A mutual friend suggested that he might give Magnusson a hand with Columbia Presbyterian and, by Feb. I, 1993, Stand had cashed out his 40 I K plan to become a principal at Magnusson Architecture.
Now, he finds it amusing that the first paying job he brought to the table was not a revolutionary residential development, but a parking lot in the South Bronx. In another couple of years Lengeling came on board and Magnusson Architecture was on course to becoming one of the most versatile firms in its field.
Lengeling likes to point out that his dream has always involved ‘living in and building up big cities.
A native Midwesterner, he decided to attend Cornell University because the Northeastern school seemed exotic and urban, and he even spent a brief period of time living in London, first as an architecture student and then as a teacher of urban planning.
But after working for many years for some of the most prestigious architectural practices in the city – FXFowle Architects, among them – he was ready for the kind of opportunity Magnusson Architecture had to offer.
Working together, the team has been getting one award after another. The one they all seem most proud of is the American Institute of Architects’ Housing Program Design Award for Melrose Commons, a mixed-use community in the Bronx that has been more than a decade in the making.
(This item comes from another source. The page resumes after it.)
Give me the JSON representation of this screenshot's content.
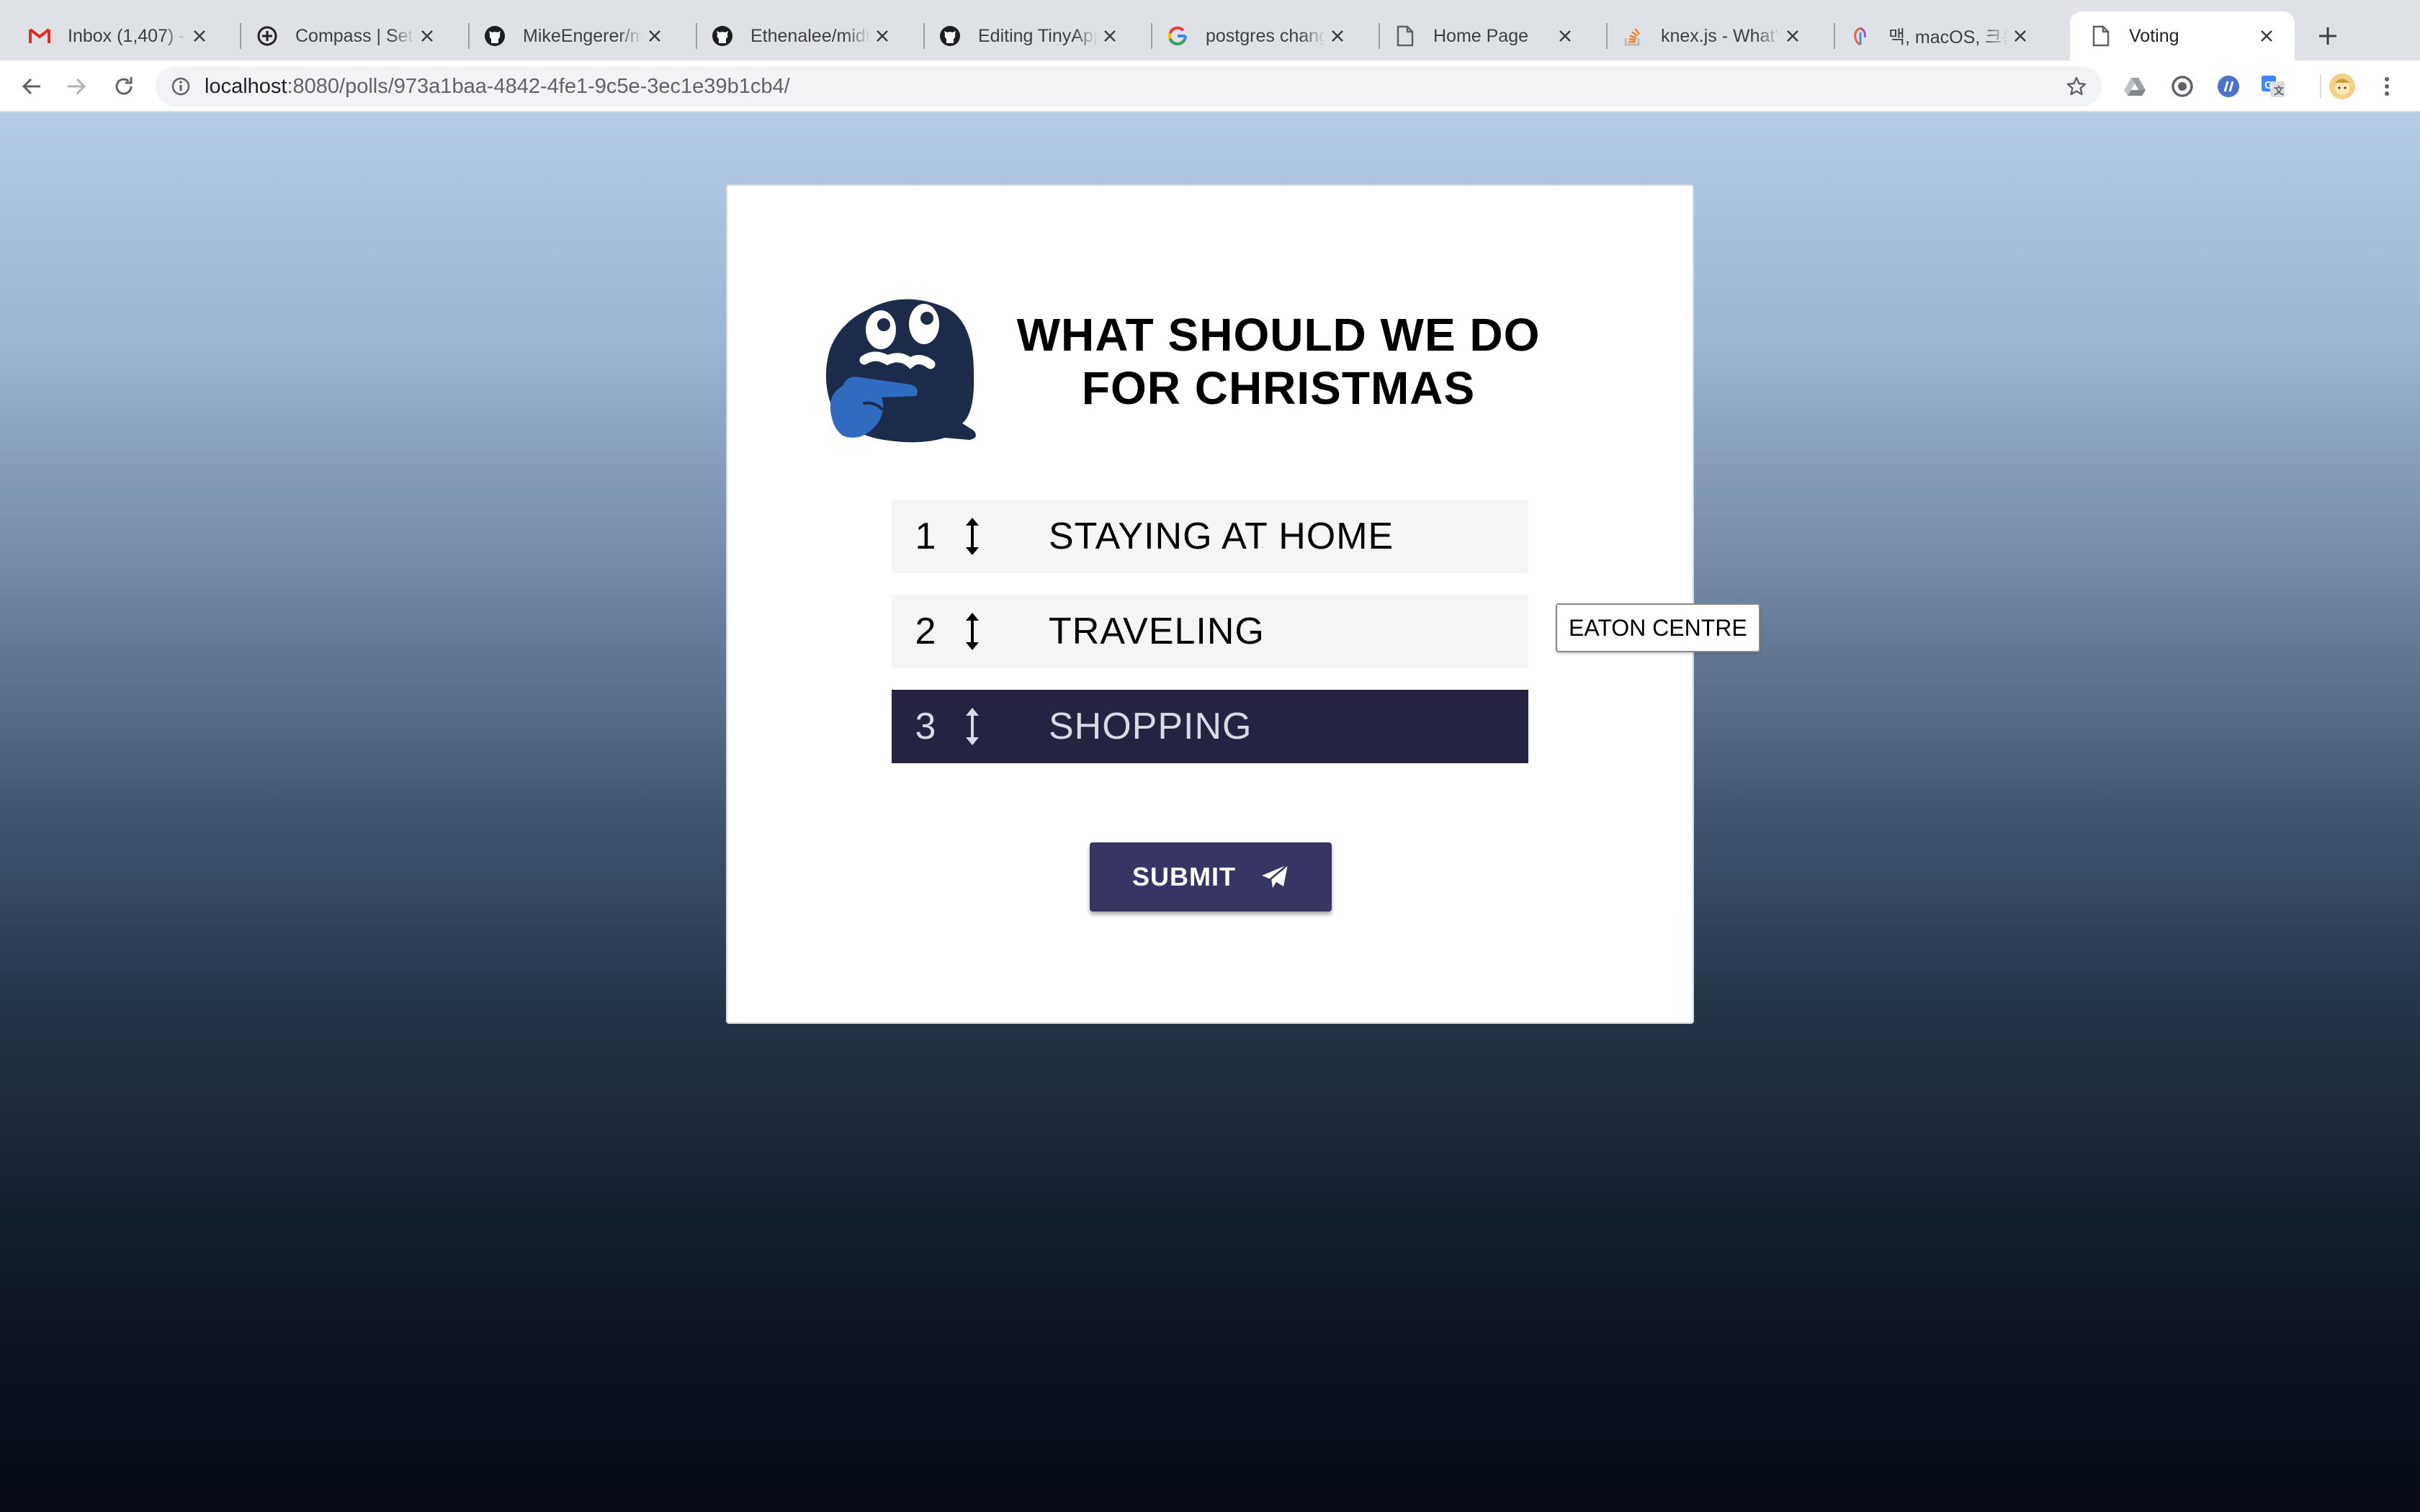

According to Stand, a Bronx native, Melrose Commons used to be an urban war zone, the kind of shabby neighborhood the borough is often associated with.
“This was taking on a whole community and figuring out where everything should be,” Magnusson explains. “The job started 13 years ago and we are still working on it.”
When the project is completed, Magnusson and his colleagues expect to add more than I million sf of space and 1,000 units of new housing to the neighborhood.
They are doing a similarly challenging assignment in Trenton, where they are turning a former New Jersey Bell Telephone Company building into residential condominiums, and plan to use surrounding Iand parcels to build 125,000 sf of class A office space, 40,000 sf of retail space and a 630 car parking facility.
Another complex the firm is currently at work on is Atlantic Terrace, a residential and retail building on a former brownfield site in the vicinity of Bruce Ratner’s Atlantic Yards.
Slated to include both market-rate and affordable housing units, Atlantic Terrace will feature 80 apartments and 12,100 sf of retail space.
Magnusson has also completed similar projects in East Harlem, in Queens, in Yonkers, and all around the metropolitan area. In addition to affordable housing and 80/20 programs, they have experience in Section 8 design, assisted living facilities and renovation work.
According to Stand, “We educated ourselves on a whole range of things having to do with affordable housing. We understand the nature of being a person in your 80’s with low income. We try to understand the nature of our clients instead of just being the people who know the code. We are passionate about architecture and we are passionate about design.”
“What I always say is that we do all types of housing, we do all kinds of schools and we’re also involved in healthcare and commercial work.” Magnusson adds.
According to Lengeling, this kind of versatility just happens when an architecture firm gets involved in community master planning.
“Usually, a whole spectrum of work is involved, including not only residential and office buildings, but civic structures, like firehouses and police stations,” he explains.